* _Your assignment_: Keep only the lines of the data below that contain "categories", and copy them.

(App and web page records)
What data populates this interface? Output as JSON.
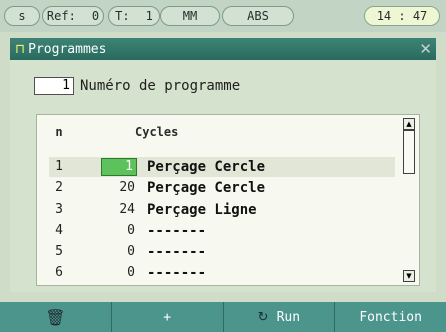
{
  "status_bar": {
    "mode": "s",
    "ref_label": "Ref:",
    "ref_value": "0",
    "tool_label": "T:",
    "tool_value": "1",
    "unit": "MM",
    "coord_mode": "ABS",
    "time": "14 : 47"
  },
  "window": {
    "title": "Programmes"
  },
  "program": {
    "number": "1",
    "label": "Numéro de programme"
  },
  "table": {
    "col_n": "n",
    "col_cycles": "Cycles",
    "rows": [
      {
        "n": "1",
        "value": "1",
        "cycle": "Perçage Cercle"
      },
      {
        "n": "2",
        "value": "20",
        "cycle": "Perçage Cercle"
      },
      {
        "n": "3",
        "value": "24",
        "cycle": "Perçage Ligne"
      },
      {
        "n": "4",
        "value": "0",
        "cycle": "-------"
      },
      {
        "n": "5",
        "value": "0",
        "cycle": "-------"
      },
      {
        "n": "6",
        "value": "0",
        "cycle": "-------"
      }
    ]
  },
  "softkeys": {
    "delete_icon": "trash-icon",
    "add_label": "+",
    "run_label": "Run",
    "function_label": "Fonction"
  },
  "colors": {
    "titlebar": "#2f7468",
    "softkey_bar": "#4b958d",
    "edit_field": "#5dc25b"
  }
}
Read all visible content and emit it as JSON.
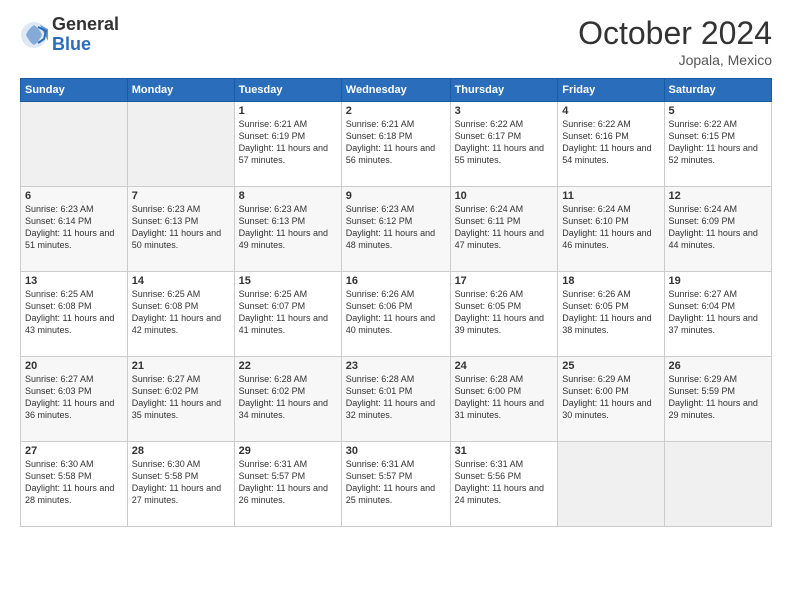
{
  "logo": {
    "general": "General",
    "blue": "Blue"
  },
  "title": "October 2024",
  "location": "Jopala, Mexico",
  "days_of_week": [
    "Sunday",
    "Monday",
    "Tuesday",
    "Wednesday",
    "Thursday",
    "Friday",
    "Saturday"
  ],
  "weeks": [
    [
      {
        "day": "",
        "info": ""
      },
      {
        "day": "",
        "info": ""
      },
      {
        "day": "1",
        "info": "Sunrise: 6:21 AM\nSunset: 6:19 PM\nDaylight: 11 hours and 57 minutes."
      },
      {
        "day": "2",
        "info": "Sunrise: 6:21 AM\nSunset: 6:18 PM\nDaylight: 11 hours and 56 minutes."
      },
      {
        "day": "3",
        "info": "Sunrise: 6:22 AM\nSunset: 6:17 PM\nDaylight: 11 hours and 55 minutes."
      },
      {
        "day": "4",
        "info": "Sunrise: 6:22 AM\nSunset: 6:16 PM\nDaylight: 11 hours and 54 minutes."
      },
      {
        "day": "5",
        "info": "Sunrise: 6:22 AM\nSunset: 6:15 PM\nDaylight: 11 hours and 52 minutes."
      }
    ],
    [
      {
        "day": "6",
        "info": "Sunrise: 6:23 AM\nSunset: 6:14 PM\nDaylight: 11 hours and 51 minutes."
      },
      {
        "day": "7",
        "info": "Sunrise: 6:23 AM\nSunset: 6:13 PM\nDaylight: 11 hours and 50 minutes."
      },
      {
        "day": "8",
        "info": "Sunrise: 6:23 AM\nSunset: 6:13 PM\nDaylight: 11 hours and 49 minutes."
      },
      {
        "day": "9",
        "info": "Sunrise: 6:23 AM\nSunset: 6:12 PM\nDaylight: 11 hours and 48 minutes."
      },
      {
        "day": "10",
        "info": "Sunrise: 6:24 AM\nSunset: 6:11 PM\nDaylight: 11 hours and 47 minutes."
      },
      {
        "day": "11",
        "info": "Sunrise: 6:24 AM\nSunset: 6:10 PM\nDaylight: 11 hours and 46 minutes."
      },
      {
        "day": "12",
        "info": "Sunrise: 6:24 AM\nSunset: 6:09 PM\nDaylight: 11 hours and 44 minutes."
      }
    ],
    [
      {
        "day": "13",
        "info": "Sunrise: 6:25 AM\nSunset: 6:08 PM\nDaylight: 11 hours and 43 minutes."
      },
      {
        "day": "14",
        "info": "Sunrise: 6:25 AM\nSunset: 6:08 PM\nDaylight: 11 hours and 42 minutes."
      },
      {
        "day": "15",
        "info": "Sunrise: 6:25 AM\nSunset: 6:07 PM\nDaylight: 11 hours and 41 minutes."
      },
      {
        "day": "16",
        "info": "Sunrise: 6:26 AM\nSunset: 6:06 PM\nDaylight: 11 hours and 40 minutes."
      },
      {
        "day": "17",
        "info": "Sunrise: 6:26 AM\nSunset: 6:05 PM\nDaylight: 11 hours and 39 minutes."
      },
      {
        "day": "18",
        "info": "Sunrise: 6:26 AM\nSunset: 6:05 PM\nDaylight: 11 hours and 38 minutes."
      },
      {
        "day": "19",
        "info": "Sunrise: 6:27 AM\nSunset: 6:04 PM\nDaylight: 11 hours and 37 minutes."
      }
    ],
    [
      {
        "day": "20",
        "info": "Sunrise: 6:27 AM\nSunset: 6:03 PM\nDaylight: 11 hours and 36 minutes."
      },
      {
        "day": "21",
        "info": "Sunrise: 6:27 AM\nSunset: 6:02 PM\nDaylight: 11 hours and 35 minutes."
      },
      {
        "day": "22",
        "info": "Sunrise: 6:28 AM\nSunset: 6:02 PM\nDaylight: 11 hours and 34 minutes."
      },
      {
        "day": "23",
        "info": "Sunrise: 6:28 AM\nSunset: 6:01 PM\nDaylight: 11 hours and 32 minutes."
      },
      {
        "day": "24",
        "info": "Sunrise: 6:28 AM\nSunset: 6:00 PM\nDaylight: 11 hours and 31 minutes."
      },
      {
        "day": "25",
        "info": "Sunrise: 6:29 AM\nSunset: 6:00 PM\nDaylight: 11 hours and 30 minutes."
      },
      {
        "day": "26",
        "info": "Sunrise: 6:29 AM\nSunset: 5:59 PM\nDaylight: 11 hours and 29 minutes."
      }
    ],
    [
      {
        "day": "27",
        "info": "Sunrise: 6:30 AM\nSunset: 5:58 PM\nDaylight: 11 hours and 28 minutes."
      },
      {
        "day": "28",
        "info": "Sunrise: 6:30 AM\nSunset: 5:58 PM\nDaylight: 11 hours and 27 minutes."
      },
      {
        "day": "29",
        "info": "Sunrise: 6:31 AM\nSunset: 5:57 PM\nDaylight: 11 hours and 26 minutes."
      },
      {
        "day": "30",
        "info": "Sunrise: 6:31 AM\nSunset: 5:57 PM\nDaylight: 11 hours and 25 minutes."
      },
      {
        "day": "31",
        "info": "Sunrise: 6:31 AM\nSunset: 5:56 PM\nDaylight: 11 hours and 24 minutes."
      },
      {
        "day": "",
        "info": ""
      },
      {
        "day": "",
        "info": ""
      }
    ]
  ]
}
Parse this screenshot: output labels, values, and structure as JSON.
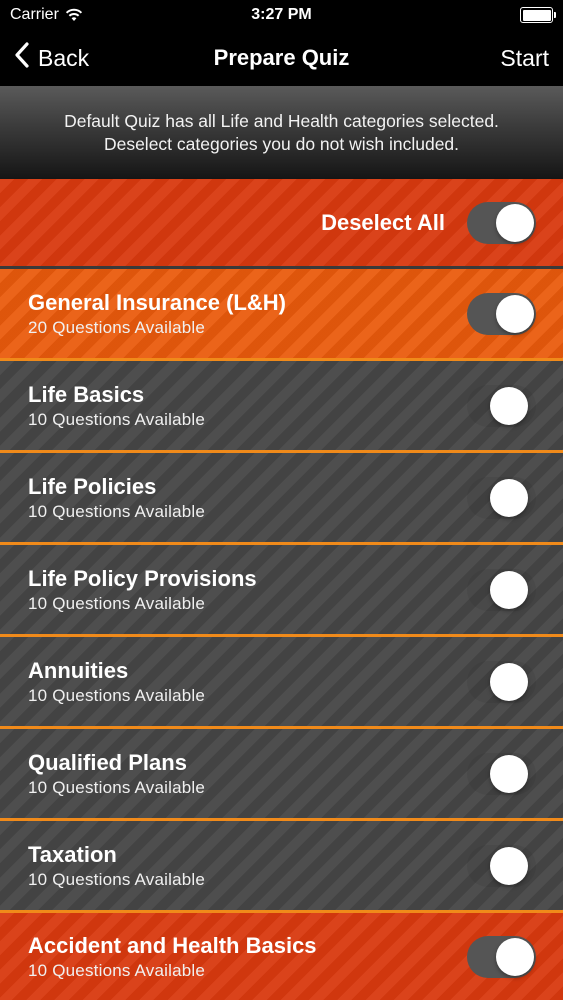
{
  "status_bar": {
    "carrier": "Carrier",
    "time": "3:27 PM"
  },
  "nav": {
    "back_label": "Back",
    "title": "Prepare Quiz",
    "start_label": "Start"
  },
  "banner": {
    "line1": "Default Quiz has all Life and Health categories selected.",
    "line2": "Deselect categories you do not wish included."
  },
  "deselect_all": {
    "label": "Deselect All",
    "on": true
  },
  "categories": [
    {
      "title": "General Insurance (L&H)",
      "subtitle": "20 Questions Available",
      "on": true
    },
    {
      "title": "Life Basics",
      "subtitle": "10 Questions Available",
      "on": false
    },
    {
      "title": "Life Policies",
      "subtitle": "10 Questions Available",
      "on": false
    },
    {
      "title": "Life Policy Provisions",
      "subtitle": "10 Questions Available",
      "on": false
    },
    {
      "title": "Annuities",
      "subtitle": "10 Questions Available",
      "on": false
    },
    {
      "title": "Qualified Plans",
      "subtitle": "10 Questions Available",
      "on": false
    },
    {
      "title": "Taxation",
      "subtitle": "10 Questions Available",
      "on": false
    },
    {
      "title": "Accident and Health Basics",
      "subtitle": "10 Questions Available",
      "on": true
    }
  ]
}
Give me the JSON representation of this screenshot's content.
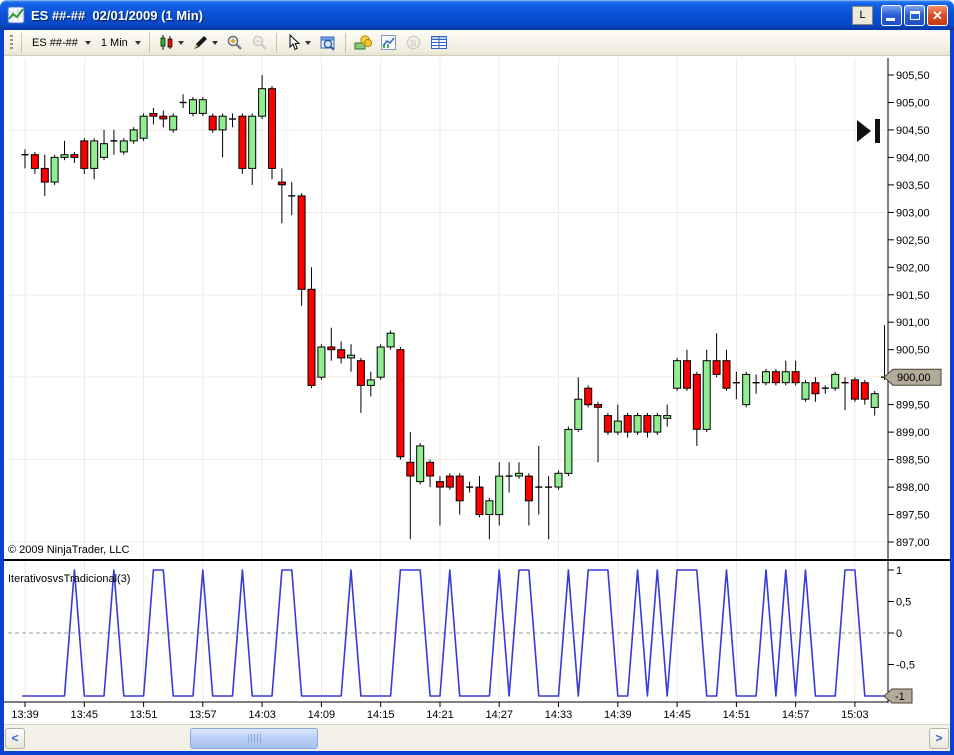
{
  "window": {
    "title": "ES ##-##  02/01/2009 (1 Min)",
    "l_button_label": "L",
    "titlebar_color": "#0b52d6",
    "border_color": "#0a41d1"
  },
  "toolbar": {
    "instrument_label": "ES ##-##",
    "interval_label": "1 Min",
    "buttons": [
      {
        "name": "instrument-selector",
        "label": "ES ##-##",
        "has_dropdown": true,
        "enabled": true
      },
      {
        "name": "interval-selector",
        "label": "1 Min",
        "has_dropdown": true,
        "enabled": true
      },
      {
        "name": "chart-style",
        "icon": "candlestick-icon",
        "has_dropdown": true,
        "enabled": true
      },
      {
        "name": "draw-tool",
        "icon": "pencil-icon",
        "has_dropdown": true,
        "enabled": true
      },
      {
        "name": "zoom-in",
        "icon": "zoom-in-icon",
        "has_dropdown": false,
        "enabled": true
      },
      {
        "name": "zoom-out",
        "icon": "zoom-out-icon",
        "has_dropdown": false,
        "enabled": false
      },
      {
        "name": "cursor",
        "icon": "cursor-icon",
        "has_dropdown": true,
        "enabled": true
      },
      {
        "name": "data-box",
        "icon": "data-box-icon",
        "has_dropdown": false,
        "enabled": true
      },
      {
        "name": "trade",
        "icon": "coins-icon",
        "has_dropdown": false,
        "enabled": true
      },
      {
        "name": "chart-trader",
        "icon": "mini-chart-icon",
        "has_dropdown": false,
        "enabled": true
      },
      {
        "name": "currency",
        "icon": "dollar-icon",
        "has_dropdown": false,
        "enabled": false
      },
      {
        "name": "data-grid",
        "icon": "grid-icon",
        "has_dropdown": false,
        "enabled": true
      }
    ]
  },
  "footer": {
    "copyright": "© 2009 NinjaTrader, LLC"
  },
  "colors": {
    "grid": "#f2ebe1",
    "axis_text": "#000000",
    "tag_bg": "#b3ab9a",
    "tag_border": "#454134",
    "marker": "#111111",
    "indicator_line": "#3a3ad9"
  },
  "chart_data": [
    {
      "type": "candlestick",
      "title": "ES ##-## 02/01/2009 (1 Min)",
      "y_min": 897.0,
      "y_max": 905.5,
      "y_tick_step": 0.5,
      "grid_levels": [
        904.5,
        903.0,
        901.5,
        900.0,
        898.5,
        897.0
      ],
      "y_tick_labels": [
        "905,50",
        "905,00",
        "904,50",
        "904,00",
        "903,50",
        "903,00",
        "902,50",
        "902,00",
        "901,50",
        "901,00",
        "900,50",
        "900,00",
        "899,50",
        "899,00",
        "898,50",
        "898,00",
        "897,50",
        "897,00"
      ],
      "x_tick_labels": [
        "13:39",
        "13:45",
        "13:51",
        "13:57",
        "14:03",
        "14:09",
        "14:15",
        "14:21",
        "14:27",
        "14:33",
        "14:39",
        "14:45",
        "14:51",
        "14:57",
        "15:03"
      ],
      "x_tick_every_n_bars": 6,
      "up_color": "#90ee90",
      "down_color": "#ff0000",
      "last_price_label": "900,00",
      "candles": [
        [
          904.05,
          904.15,
          903.8,
          904.05
        ],
        [
          904.05,
          904.1,
          903.7,
          903.8
        ],
        [
          903.8,
          904.05,
          903.3,
          903.55
        ],
        [
          903.55,
          904.05,
          903.5,
          904.0
        ],
        [
          904.0,
          904.3,
          903.95,
          904.05
        ],
        [
          904.05,
          904.1,
          903.9,
          904.0
        ],
        [
          904.3,
          904.35,
          903.7,
          903.8
        ],
        [
          903.8,
          904.35,
          903.6,
          904.3
        ],
        [
          904.0,
          904.5,
          903.95,
          904.25
        ],
        [
          904.3,
          904.5,
          904.05,
          904.3
        ],
        [
          904.1,
          904.35,
          904.05,
          904.3
        ],
        [
          904.3,
          904.55,
          904.25,
          904.5
        ],
        [
          904.35,
          904.8,
          904.3,
          904.75
        ],
        [
          904.8,
          904.9,
          904.6,
          904.75
        ],
        [
          904.75,
          904.85,
          904.55,
          904.7
        ],
        [
          904.5,
          904.8,
          904.45,
          904.75
        ],
        [
          905.0,
          905.15,
          904.9,
          905.0
        ],
        [
          904.8,
          905.1,
          904.75,
          905.05
        ],
        [
          904.8,
          905.1,
          904.75,
          905.05
        ],
        [
          904.75,
          904.8,
          904.45,
          904.5
        ],
        [
          904.5,
          904.8,
          904.0,
          904.75
        ],
        [
          904.7,
          904.8,
          904.55,
          904.7
        ],
        [
          904.75,
          904.8,
          903.7,
          903.8
        ],
        [
          903.8,
          904.8,
          903.5,
          904.75
        ],
        [
          904.75,
          905.5,
          904.7,
          905.25
        ],
        [
          905.25,
          905.3,
          903.6,
          903.8
        ],
        [
          903.55,
          903.8,
          902.8,
          903.5
        ],
        [
          903.3,
          903.55,
          902.95,
          903.3
        ],
        [
          903.3,
          903.35,
          901.3,
          901.6
        ],
        [
          901.6,
          902.0,
          899.8,
          899.85
        ],
        [
          900.0,
          900.6,
          899.95,
          900.55
        ],
        [
          900.55,
          900.9,
          900.3,
          900.5
        ],
        [
          900.5,
          900.65,
          900.25,
          900.35
        ],
        [
          900.35,
          900.6,
          900.1,
          900.4
        ],
        [
          900.3,
          900.35,
          899.35,
          899.85
        ],
        [
          899.85,
          900.1,
          899.65,
          899.95
        ],
        [
          900.0,
          900.6,
          899.95,
          900.55
        ],
        [
          900.55,
          900.85,
          900.5,
          900.8
        ],
        [
          900.5,
          900.55,
          898.5,
          898.55
        ],
        [
          898.45,
          899.0,
          897.05,
          898.2
        ],
        [
          898.1,
          898.8,
          898.05,
          898.75
        ],
        [
          898.45,
          898.5,
          898.0,
          898.2
        ],
        [
          898.1,
          898.2,
          897.3,
          898.0
        ],
        [
          898.2,
          898.25,
          897.95,
          898.0
        ],
        [
          898.2,
          898.25,
          897.5,
          897.75
        ],
        [
          898.0,
          898.1,
          897.9,
          898.0
        ],
        [
          898.0,
          898.2,
          897.45,
          897.5
        ],
        [
          897.5,
          897.8,
          897.05,
          897.75
        ],
        [
          897.5,
          898.45,
          897.3,
          898.2
        ],
        [
          898.2,
          898.45,
          897.9,
          898.2
        ],
        [
          898.2,
          898.45,
          898.15,
          898.25
        ],
        [
          898.2,
          898.25,
          897.3,
          897.75
        ],
        [
          898.0,
          898.75,
          897.5,
          898.0
        ],
        [
          898.0,
          898.2,
          897.05,
          898.0
        ],
        [
          898.0,
          898.3,
          897.95,
          898.25
        ],
        [
          898.25,
          899.1,
          898.2,
          899.05
        ],
        [
          899.05,
          900.0,
          899.0,
          899.6
        ],
        [
          899.8,
          899.85,
          899.45,
          899.5
        ],
        [
          899.5,
          899.55,
          898.45,
          899.45
        ],
        [
          899.3,
          899.35,
          898.95,
          899.0
        ],
        [
          899.0,
          899.5,
          898.95,
          899.2
        ],
        [
          899.3,
          899.35,
          898.9,
          899.0
        ],
        [
          899.0,
          899.35,
          898.95,
          899.3
        ],
        [
          899.3,
          899.35,
          898.9,
          899.0
        ],
        [
          899.0,
          899.35,
          898.95,
          899.3
        ],
        [
          899.25,
          899.5,
          899.1,
          899.3
        ],
        [
          899.8,
          900.35,
          899.75,
          900.3
        ],
        [
          900.3,
          900.5,
          899.75,
          899.8
        ],
        [
          900.05,
          900.1,
          898.75,
          899.05
        ],
        [
          899.05,
          900.5,
          899.0,
          900.3
        ],
        [
          900.3,
          900.8,
          900.0,
          900.05
        ],
        [
          900.3,
          900.5,
          899.75,
          899.8
        ],
        [
          899.9,
          900.1,
          899.6,
          899.9
        ],
        [
          899.5,
          900.1,
          899.45,
          900.05
        ],
        [
          899.9,
          900.05,
          899.7,
          899.9
        ],
        [
          899.9,
          900.15,
          899.85,
          900.1
        ],
        [
          900.1,
          900.15,
          899.85,
          899.9
        ],
        [
          899.9,
          900.3,
          899.85,
          900.1
        ],
        [
          900.1,
          900.3,
          899.85,
          899.9
        ],
        [
          899.6,
          899.95,
          899.55,
          899.9
        ],
        [
          899.9,
          900.0,
          899.55,
          899.7
        ],
        [
          899.8,
          899.85,
          899.7,
          899.8
        ],
        [
          899.8,
          900.1,
          899.75,
          900.05
        ],
        [
          899.9,
          900.0,
          899.4,
          899.9
        ],
        [
          899.95,
          900.0,
          899.55,
          899.6
        ],
        [
          899.9,
          899.95,
          899.5,
          899.6
        ],
        [
          899.45,
          899.75,
          899.3,
          899.7
        ],
        [
          900.0,
          900.95,
          899.95,
          900.0
        ]
      ]
    },
    {
      "type": "line",
      "name": "IterativosvsTradicional(3)",
      "color": "#3a3ad9",
      "y_min": -1,
      "y_max": 1,
      "y_tick_values": [
        1,
        0.5,
        0,
        -0.5
      ],
      "y_tick_labels": [
        "1",
        "0,5",
        "0",
        "-0,5"
      ],
      "zero_line_dashed": true,
      "last_value_label": "-1",
      "values": [
        -1,
        -1,
        -1,
        -1,
        -1,
        1,
        -1,
        -1,
        -1,
        1,
        -1,
        -1,
        -1,
        1,
        1,
        -1,
        -1,
        -1,
        1,
        -1,
        -1,
        -1,
        1,
        -1,
        -1,
        -1,
        1,
        1,
        -1,
        -1,
        -1,
        -1,
        -1,
        1,
        -1,
        -1,
        -1,
        -1,
        1,
        1,
        1,
        -1,
        -1,
        1,
        -1,
        -1,
        -1,
        -1,
        1,
        -1,
        1,
        1,
        -1,
        -1,
        -1,
        1,
        -1,
        1,
        1,
        1,
        -1,
        -1,
        1,
        -1,
        1,
        -1,
        1,
        1,
        1,
        -1,
        -1,
        1,
        -1,
        -1,
        -1,
        1,
        -1,
        1,
        -1,
        1,
        -1,
        -1,
        -1,
        1,
        1,
        -1,
        -1,
        -1
      ]
    }
  ]
}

* _Task solution_:
    "line1": "Default Quiz has all Life and Health categories selected.",
    "line2": "Deselect categories you do not wish included."
  "categories": [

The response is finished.